## WHAT YOU WILL DO
Repeat each of these records exactly.

## DATA SECTION
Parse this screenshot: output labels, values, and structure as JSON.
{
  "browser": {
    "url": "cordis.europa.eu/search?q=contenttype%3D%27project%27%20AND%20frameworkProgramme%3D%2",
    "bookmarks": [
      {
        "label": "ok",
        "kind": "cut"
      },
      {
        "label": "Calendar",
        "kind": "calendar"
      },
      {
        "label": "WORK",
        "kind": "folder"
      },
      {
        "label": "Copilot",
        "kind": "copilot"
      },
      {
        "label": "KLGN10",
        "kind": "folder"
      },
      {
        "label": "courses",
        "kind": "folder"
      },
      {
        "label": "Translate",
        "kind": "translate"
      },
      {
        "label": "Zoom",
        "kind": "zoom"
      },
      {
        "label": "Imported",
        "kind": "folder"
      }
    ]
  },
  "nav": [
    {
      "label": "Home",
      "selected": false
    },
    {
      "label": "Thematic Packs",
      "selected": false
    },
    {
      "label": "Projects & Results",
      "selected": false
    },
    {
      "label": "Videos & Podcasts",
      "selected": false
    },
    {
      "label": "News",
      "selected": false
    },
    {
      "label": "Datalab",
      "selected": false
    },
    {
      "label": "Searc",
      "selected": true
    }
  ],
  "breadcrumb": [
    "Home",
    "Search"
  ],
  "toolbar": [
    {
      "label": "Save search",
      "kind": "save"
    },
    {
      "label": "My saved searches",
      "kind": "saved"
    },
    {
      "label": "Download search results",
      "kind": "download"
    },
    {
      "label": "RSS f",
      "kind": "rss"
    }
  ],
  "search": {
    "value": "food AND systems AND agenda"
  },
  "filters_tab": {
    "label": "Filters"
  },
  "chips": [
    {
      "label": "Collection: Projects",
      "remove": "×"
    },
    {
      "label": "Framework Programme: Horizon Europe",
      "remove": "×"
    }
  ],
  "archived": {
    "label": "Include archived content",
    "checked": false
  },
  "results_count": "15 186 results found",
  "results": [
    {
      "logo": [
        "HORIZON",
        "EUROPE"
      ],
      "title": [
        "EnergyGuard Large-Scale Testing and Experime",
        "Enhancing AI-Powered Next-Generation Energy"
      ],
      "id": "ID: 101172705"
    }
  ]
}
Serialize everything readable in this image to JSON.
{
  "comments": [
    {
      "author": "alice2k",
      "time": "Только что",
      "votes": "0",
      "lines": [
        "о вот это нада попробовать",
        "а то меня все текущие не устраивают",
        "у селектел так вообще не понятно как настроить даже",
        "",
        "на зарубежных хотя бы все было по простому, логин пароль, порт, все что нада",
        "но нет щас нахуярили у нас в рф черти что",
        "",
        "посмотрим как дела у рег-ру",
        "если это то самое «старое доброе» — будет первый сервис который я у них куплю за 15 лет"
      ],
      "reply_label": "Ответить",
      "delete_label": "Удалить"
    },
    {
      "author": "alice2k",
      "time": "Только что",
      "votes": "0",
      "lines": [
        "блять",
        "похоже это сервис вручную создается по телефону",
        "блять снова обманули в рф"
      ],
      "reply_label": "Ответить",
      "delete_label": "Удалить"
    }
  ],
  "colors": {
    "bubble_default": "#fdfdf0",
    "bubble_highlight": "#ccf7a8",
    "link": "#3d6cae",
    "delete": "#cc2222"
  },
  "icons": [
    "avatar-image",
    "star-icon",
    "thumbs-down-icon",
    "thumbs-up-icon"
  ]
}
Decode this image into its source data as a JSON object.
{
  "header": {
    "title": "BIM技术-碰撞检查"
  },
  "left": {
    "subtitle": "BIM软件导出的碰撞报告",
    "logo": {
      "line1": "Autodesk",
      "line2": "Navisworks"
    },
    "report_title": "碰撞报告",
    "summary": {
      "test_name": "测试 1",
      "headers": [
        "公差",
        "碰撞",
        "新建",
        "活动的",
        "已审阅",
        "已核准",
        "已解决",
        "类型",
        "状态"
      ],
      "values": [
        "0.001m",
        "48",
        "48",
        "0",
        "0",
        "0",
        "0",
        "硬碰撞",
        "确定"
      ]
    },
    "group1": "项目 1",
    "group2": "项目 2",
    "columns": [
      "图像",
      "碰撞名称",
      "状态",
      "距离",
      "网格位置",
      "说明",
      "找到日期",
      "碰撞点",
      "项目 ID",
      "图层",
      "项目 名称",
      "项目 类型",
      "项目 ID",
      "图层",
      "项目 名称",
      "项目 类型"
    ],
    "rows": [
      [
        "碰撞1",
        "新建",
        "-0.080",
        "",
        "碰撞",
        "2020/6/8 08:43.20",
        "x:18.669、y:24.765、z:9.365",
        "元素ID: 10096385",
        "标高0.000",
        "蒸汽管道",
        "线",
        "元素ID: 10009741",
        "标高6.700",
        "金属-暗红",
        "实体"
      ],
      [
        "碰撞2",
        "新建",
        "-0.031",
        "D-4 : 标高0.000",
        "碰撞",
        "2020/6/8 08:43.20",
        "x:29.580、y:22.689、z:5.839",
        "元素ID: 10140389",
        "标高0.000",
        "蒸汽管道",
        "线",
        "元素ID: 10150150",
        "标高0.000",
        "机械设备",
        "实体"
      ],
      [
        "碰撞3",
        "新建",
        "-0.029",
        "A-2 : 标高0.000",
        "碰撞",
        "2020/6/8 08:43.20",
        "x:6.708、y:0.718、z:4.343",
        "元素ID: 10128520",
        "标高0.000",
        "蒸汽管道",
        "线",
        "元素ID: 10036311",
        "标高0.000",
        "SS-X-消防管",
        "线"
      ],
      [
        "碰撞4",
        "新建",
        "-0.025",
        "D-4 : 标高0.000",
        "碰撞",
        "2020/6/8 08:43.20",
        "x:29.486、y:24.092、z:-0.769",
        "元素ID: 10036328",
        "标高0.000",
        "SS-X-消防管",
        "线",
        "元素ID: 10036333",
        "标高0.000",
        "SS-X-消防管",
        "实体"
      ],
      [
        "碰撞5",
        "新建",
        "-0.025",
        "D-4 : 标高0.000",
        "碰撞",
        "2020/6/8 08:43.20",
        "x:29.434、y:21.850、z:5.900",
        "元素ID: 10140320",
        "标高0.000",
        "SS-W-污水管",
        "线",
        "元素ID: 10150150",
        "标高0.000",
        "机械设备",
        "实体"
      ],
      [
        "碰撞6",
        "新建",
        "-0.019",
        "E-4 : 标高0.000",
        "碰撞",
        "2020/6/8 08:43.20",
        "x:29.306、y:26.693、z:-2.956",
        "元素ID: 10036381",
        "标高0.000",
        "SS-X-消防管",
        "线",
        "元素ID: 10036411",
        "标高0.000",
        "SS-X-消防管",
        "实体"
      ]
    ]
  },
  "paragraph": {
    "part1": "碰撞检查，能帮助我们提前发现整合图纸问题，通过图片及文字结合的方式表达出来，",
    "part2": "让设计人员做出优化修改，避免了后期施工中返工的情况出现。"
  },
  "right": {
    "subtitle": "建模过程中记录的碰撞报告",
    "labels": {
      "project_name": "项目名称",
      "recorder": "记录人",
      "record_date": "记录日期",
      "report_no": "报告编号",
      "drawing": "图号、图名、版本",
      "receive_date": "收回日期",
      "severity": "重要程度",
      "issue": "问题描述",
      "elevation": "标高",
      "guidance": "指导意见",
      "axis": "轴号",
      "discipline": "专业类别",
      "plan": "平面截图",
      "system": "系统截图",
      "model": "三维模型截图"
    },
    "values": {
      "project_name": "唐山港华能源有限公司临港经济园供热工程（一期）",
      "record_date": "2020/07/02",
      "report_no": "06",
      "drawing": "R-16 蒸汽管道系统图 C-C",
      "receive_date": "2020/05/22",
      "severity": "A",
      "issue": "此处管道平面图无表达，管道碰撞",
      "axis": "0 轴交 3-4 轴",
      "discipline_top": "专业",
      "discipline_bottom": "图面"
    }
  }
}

## THE ANSWER
Parse this screenshot: output labels, values, and structure as JSON.
{
  "browser": {
    "url": "cordis.europa.eu/search?q=contenttype%3D%27project%27%20AND%20frameworkProgramme%3D%2",
    "bookmarks": [
      {
        "label": "ok",
        "kind": "cut"
      },
      {
        "label": "Calendar",
        "kind": "calendar"
      },
      {
        "label": "WORK",
        "kind": "folder"
      },
      {
        "label": "Copilot",
        "kind": "copilot"
      },
      {
        "label": "KLGN10",
        "kind": "folder"
      },
      {
        "label": "courses",
        "kind": "folder"
      },
      {
        "label": "Translate",
        "kind": "translate"
      },
      {
        "label": "Zoom",
        "kind": "zoom"
      },
      {
        "label": "Imported",
        "kind": "folder"
      }
    ]
  },
  "nav": [
    {
      "label": "Home",
      "selected": false
    },
    {
      "label": "Thematic Packs",
      "selected": false
    },
    {
      "label": "Projects & Results",
      "selected": false
    },
    {
      "label": "Videos & Podcasts",
      "selected": false
    },
    {
      "label": "News",
      "selected": false
    },
    {
      "label": "Datalab",
      "selected": false
    },
    {
      "label": "Searc",
      "selected": true
    }
  ],
  "breadcrumb": [
    "Home",
    "Search"
  ],
  "toolbar": [
    {
      "label": "Save search",
      "kind": "save"
    },
    {
      "label": "My saved searches",
      "kind": "saved"
    },
    {
      "label": "Download search results",
      "kind": "download"
    },
    {
      "label": "RSS f",
      "kind": "rss"
    }
  ],
  "search": {
    "value": "food AND systems AND agenda"
  },
  "filters_tab": {
    "label": "Filters"
  },
  "chips": [
    {
      "label": "Collection: Projects",
      "remove": "×"
    },
    {
      "label": "Framework Programme: Horizon Europe",
      "remove": "×"
    }
  ],
  "archived": {
    "label": "Include archived content",
    "checked": false
  },
  "results_count": "15 186 results found",
  "results": [
    {
      "logo": [
        "HORIZON",
        "EUROPE"
      ],
      "title": [
        "EnergyGuard Large-Scale Testing and Experime",
        "Enhancing AI-Powered Next-Generation Energy"
      ],
      "id": "ID: 101172705"
    }
  ]
}
Serialize everything readable in this image to JSON.
{
  "comments": [
    {
      "author": "alice2k",
      "time": "Только что",
      "votes": "0",
      "lines": [
        "о вот это нада попробовать",
        "а то меня все текущие не устраивают",
        "у селектел так вообще не понятно как настроить даже",
        "",
        "на зарубежных хотя бы все было по простому, логин пароль, порт, все что нада",
        "но нет щас нахуярили у нас в рф черти что",
        "",
        "посмотрим как дела у рег-ру",
        "если это то самое «старое доброе» — будет первый сервис который я у них куплю за 15 лет"
      ],
      "reply_label": "Ответить",
      "delete_label": "Удалить"
    },
    {
      "author": "alice2k",
      "time": "Только что",
      "votes": "0",
      "lines": [
        "блять",
        "похоже это сервис вручную создается по телефону",
        "блять снова обманули в рф"
      ],
      "reply_label": "Ответить",
      "delete_label": "Удалить"
    }
  ],
  "colors": {
    "bubble_default": "#fdfdf0",
    "bubble_highlight": "#ccf7a8",
    "link": "#3d6cae",
    "delete": "#cc2222"
  },
  "icons": [
    "avatar-image",
    "star-icon",
    "thumbs-down-icon",
    "thumbs-up-icon"
  ]
}
Decode this image into its source data as a JSON object.
{
  "header": {
    "title": "BIM技术-碰撞检查"
  },
  "left": {
    "subtitle": "BIM软件导出的碰撞报告",
    "logo": {
      "line1": "Autodesk",
      "line2": "Navisworks"
    },
    "report_title": "碰撞报告",
    "summary": {
      "test_name": "测试 1",
      "headers": [
        "公差",
        "碰撞",
        "新建",
        "活动的",
        "已审阅",
        "已核准",
        "已解决",
        "类型",
        "状态"
      ],
      "values": [
        "0.001m",
        "48",
        "48",
        "0",
        "0",
        "0",
        "0",
        "硬碰撞",
        "确定"
      ]
    },
    "group1": "项目 1",
    "group2": "项目 2",
    "columns": [
      "图像",
      "碰撞名称",
      "状态",
      "距离",
      "网格位置",
      "说明",
      "找到日期",
      "碰撞点",
      "项目 ID",
      "图层",
      "项目 名称",
      "项目 类型",
      "项目 ID",
      "图层",
      "项目 名称",
      "项目 类型"
    ],
    "rows": [
      [
        "碰撞1",
        "新建",
        "-0.080",
        "",
        "碰撞",
        "2020/6/8 08:43.20",
        "x:18.669、y:24.765、z:9.365",
        "元素ID: 10096385",
        "标高0.000",
        "蒸汽管道",
        "线",
        "元素ID: 10009741",
        "标高6.700",
        "金属-暗红",
        "实体"
      ],
      [
        "碰撞2",
        "新建",
        "-0.031",
        "D-4 : 标高0.000",
        "碰撞",
        "2020/6/8 08:43.20",
        "x:29.580、y:22.689、z:5.839",
        "元素ID: 10140389",
        "标高0.000",
        "蒸汽管道",
        "线",
        "元素ID: 10150150",
        "标高0.000",
        "机械设备",
        "实体"
      ],
      [
        "碰撞3",
        "新建",
        "-0.029",
        "A-2 : 标高0.000",
        "碰撞",
        "2020/6/8 08:43.20",
        "x:6.708、y:0.718、z:4.343",
        "元素ID: 10128520",
        "标高0.000",
        "蒸汽管道",
        "线",
        "元素ID: 10036311",
        "标高0.000",
        "SS-X-消防管",
        "线"
      ],
      [
        "碰撞4",
        "新建",
        "-0.025",
        "D-4 : 标高0.000",
        "碰撞",
        "2020/6/8 08:43.20",
        "x:29.486、y:24.092、z:-0.769",
        "元素ID: 10036328",
        "标高0.000",
        "SS-X-消防管",
        "线",
        "元素ID: 10036333",
        "标高0.000",
        "SS-X-消防管",
        "实体"
      ],
      [
        "碰撞5",
        "新建",
        "-0.025",
        "D-4 : 标高0.000",
        "碰撞",
        "2020/6/8 08:43.20",
        "x:29.434、y:21.850、z:5.900",
        "元素ID: 10140320",
        "标高0.000",
        "SS-W-污水管",
        "线",
        "元素ID: 10150150",
        "标高0.000",
        "机械设备",
        "实体"
      ],
      [
        "碰撞6",
        "新建",
        "-0.019",
        "E-4 : 标高0.000",
        "碰撞",
        "2020/6/8 08:43.20",
        "x:29.306、y:26.693、z:-2.956",
        "元素ID: 10036381",
        "标高0.000",
        "SS-X-消防管",
        "线",
        "元素ID: 10036411",
        "标高0.000",
        "SS-X-消防管",
        "实体"
      ]
    ]
  },
  "paragraph": {
    "part1": "碰撞检查，能帮助我们提前发现整合图纸问题，通过图片及文字结合的方式表达出来，",
    "part2": "让设计人员做出优化修改，避免了后期施工中返工的情况出现。"
  },
  "right": {
    "subtitle": "建模过程中记录的碰撞报告",
    "labels": {
      "project_name": "项目名称",
      "recorder": "记录人",
      "record_date": "记录日期",
      "report_no": "报告编号",
      "drawing": "图号、图名、版本",
      "receive_date": "收回日期",
      "severity": "重要程度",
      "issue": "问题描述",
      "elevation": "标高",
      "guidance": "指导意见",
      "axis": "轴号",
      "discipline": "专业类别",
      "plan": "平面截图",
      "system": "系统截图",
      "model": "三维模型截图"
    },
    "values": {
      "project_name": "唐山港华能源有限公司临港经济园供热工程（一期）",
      "record_date": "2020/07/02",
      "report_no": "06",
      "drawing": "R-16 蒸汽管道系统图 C-C",
      "receive_date": "2020/05/22",
      "severity": "A",
      "issue": "此处管道平面图无表达，管道碰撞",
      "axis": "0 轴交 3-4 轴",
      "discipline_top": "专业",
      "discipline_bottom": "图面"
    }
  }
}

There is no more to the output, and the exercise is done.